Your output should be exactly the lines from the one containing "Parse this screenshot: output" through the final line of the records, both included, with every picture left out.

--- START ---

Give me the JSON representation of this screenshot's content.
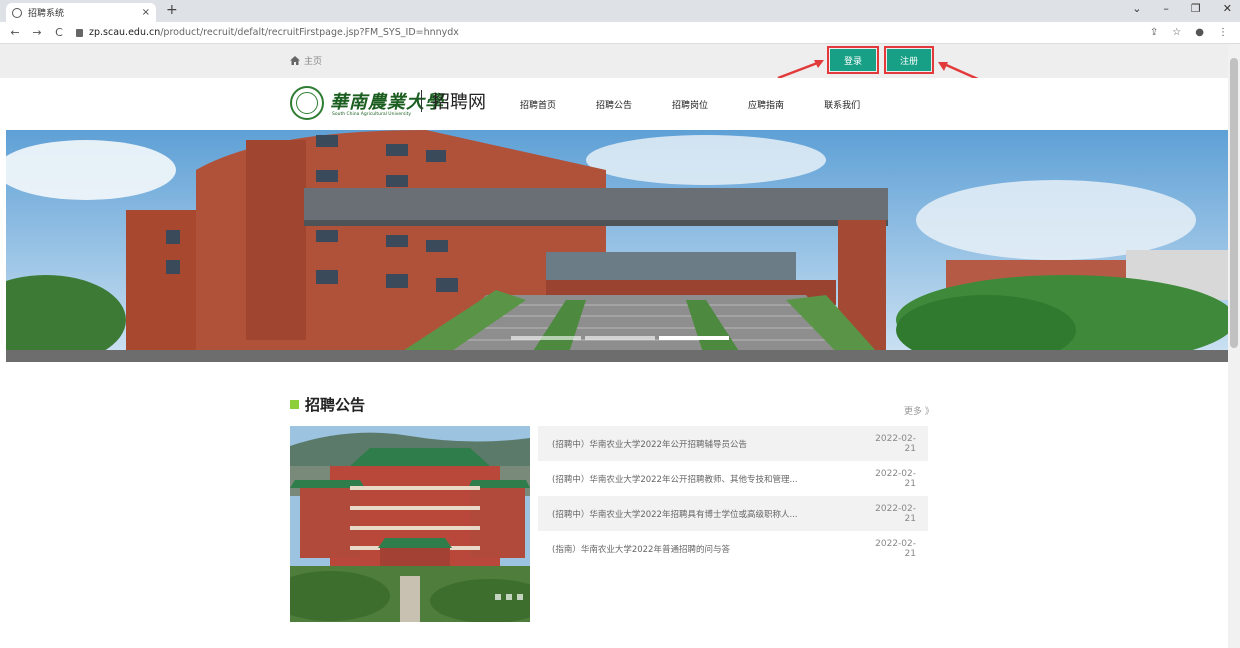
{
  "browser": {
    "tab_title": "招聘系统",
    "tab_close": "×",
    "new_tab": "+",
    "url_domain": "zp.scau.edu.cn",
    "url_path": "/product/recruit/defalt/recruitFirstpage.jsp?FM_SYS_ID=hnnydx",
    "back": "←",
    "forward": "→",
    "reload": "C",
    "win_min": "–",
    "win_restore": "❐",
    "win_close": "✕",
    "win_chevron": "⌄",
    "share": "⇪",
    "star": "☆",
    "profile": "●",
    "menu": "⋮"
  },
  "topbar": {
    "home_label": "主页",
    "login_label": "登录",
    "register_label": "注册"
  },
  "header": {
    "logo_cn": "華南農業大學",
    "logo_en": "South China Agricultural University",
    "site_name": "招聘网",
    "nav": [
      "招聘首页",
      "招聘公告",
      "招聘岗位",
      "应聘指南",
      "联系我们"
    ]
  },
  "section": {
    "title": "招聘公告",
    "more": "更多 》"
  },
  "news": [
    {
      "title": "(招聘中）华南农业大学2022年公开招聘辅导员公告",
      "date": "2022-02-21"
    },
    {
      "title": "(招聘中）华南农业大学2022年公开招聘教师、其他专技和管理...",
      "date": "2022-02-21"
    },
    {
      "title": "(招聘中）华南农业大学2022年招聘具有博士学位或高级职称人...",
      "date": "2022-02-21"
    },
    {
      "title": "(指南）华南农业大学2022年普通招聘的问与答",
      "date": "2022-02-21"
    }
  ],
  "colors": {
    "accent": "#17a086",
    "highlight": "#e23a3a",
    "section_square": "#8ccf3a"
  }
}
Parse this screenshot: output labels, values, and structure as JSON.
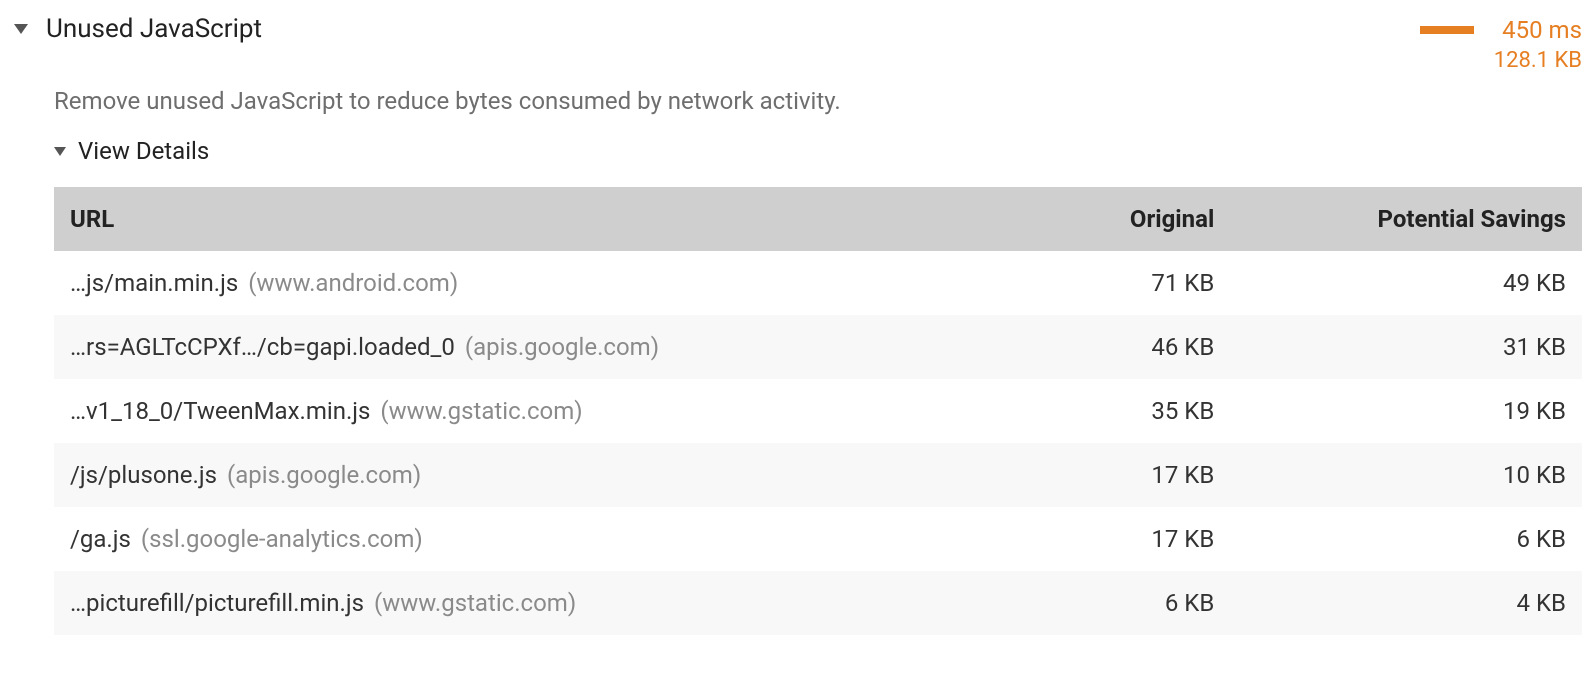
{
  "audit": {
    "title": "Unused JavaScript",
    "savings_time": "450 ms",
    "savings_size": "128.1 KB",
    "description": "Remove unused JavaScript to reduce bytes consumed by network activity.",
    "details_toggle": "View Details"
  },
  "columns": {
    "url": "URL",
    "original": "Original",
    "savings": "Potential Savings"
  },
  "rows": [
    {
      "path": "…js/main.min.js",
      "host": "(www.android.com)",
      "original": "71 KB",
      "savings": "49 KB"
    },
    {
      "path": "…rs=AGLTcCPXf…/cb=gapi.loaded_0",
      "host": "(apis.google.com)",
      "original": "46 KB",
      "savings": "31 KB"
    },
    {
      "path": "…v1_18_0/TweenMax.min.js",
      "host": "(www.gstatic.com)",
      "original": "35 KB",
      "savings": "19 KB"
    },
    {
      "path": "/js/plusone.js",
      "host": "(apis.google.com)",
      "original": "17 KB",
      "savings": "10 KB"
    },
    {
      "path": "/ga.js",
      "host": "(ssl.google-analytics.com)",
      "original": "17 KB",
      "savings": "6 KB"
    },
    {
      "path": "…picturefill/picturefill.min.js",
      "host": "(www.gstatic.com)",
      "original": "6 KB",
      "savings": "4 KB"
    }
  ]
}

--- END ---

ANSWER TO THIS TASK:
Parse this screenshot: output labels, values, and structure as JSON.
{
  "audit": {
    "title": "Unused JavaScript",
    "savings_time": "450 ms",
    "savings_size": "128.1 KB",
    "description": "Remove unused JavaScript to reduce bytes consumed by network activity.",
    "details_toggle": "View Details"
  },
  "columns": {
    "url": "URL",
    "original": "Original",
    "savings": "Potential Savings"
  },
  "rows": [
    {
      "path": "…js/main.min.js",
      "host": "(www.android.com)",
      "original": "71 KB",
      "savings": "49 KB"
    },
    {
      "path": "…rs=AGLTcCPXf…/cb=gapi.loaded_0",
      "host": "(apis.google.com)",
      "original": "46 KB",
      "savings": "31 KB"
    },
    {
      "path": "…v1_18_0/TweenMax.min.js",
      "host": "(www.gstatic.com)",
      "original": "35 KB",
      "savings": "19 KB"
    },
    {
      "path": "/js/plusone.js",
      "host": "(apis.google.com)",
      "original": "17 KB",
      "savings": "10 KB"
    },
    {
      "path": "/ga.js",
      "host": "(ssl.google-analytics.com)",
      "original": "17 KB",
      "savings": "6 KB"
    },
    {
      "path": "…picturefill/picturefill.min.js",
      "host": "(www.gstatic.com)",
      "original": "6 KB",
      "savings": "4 KB"
    }
  ]
}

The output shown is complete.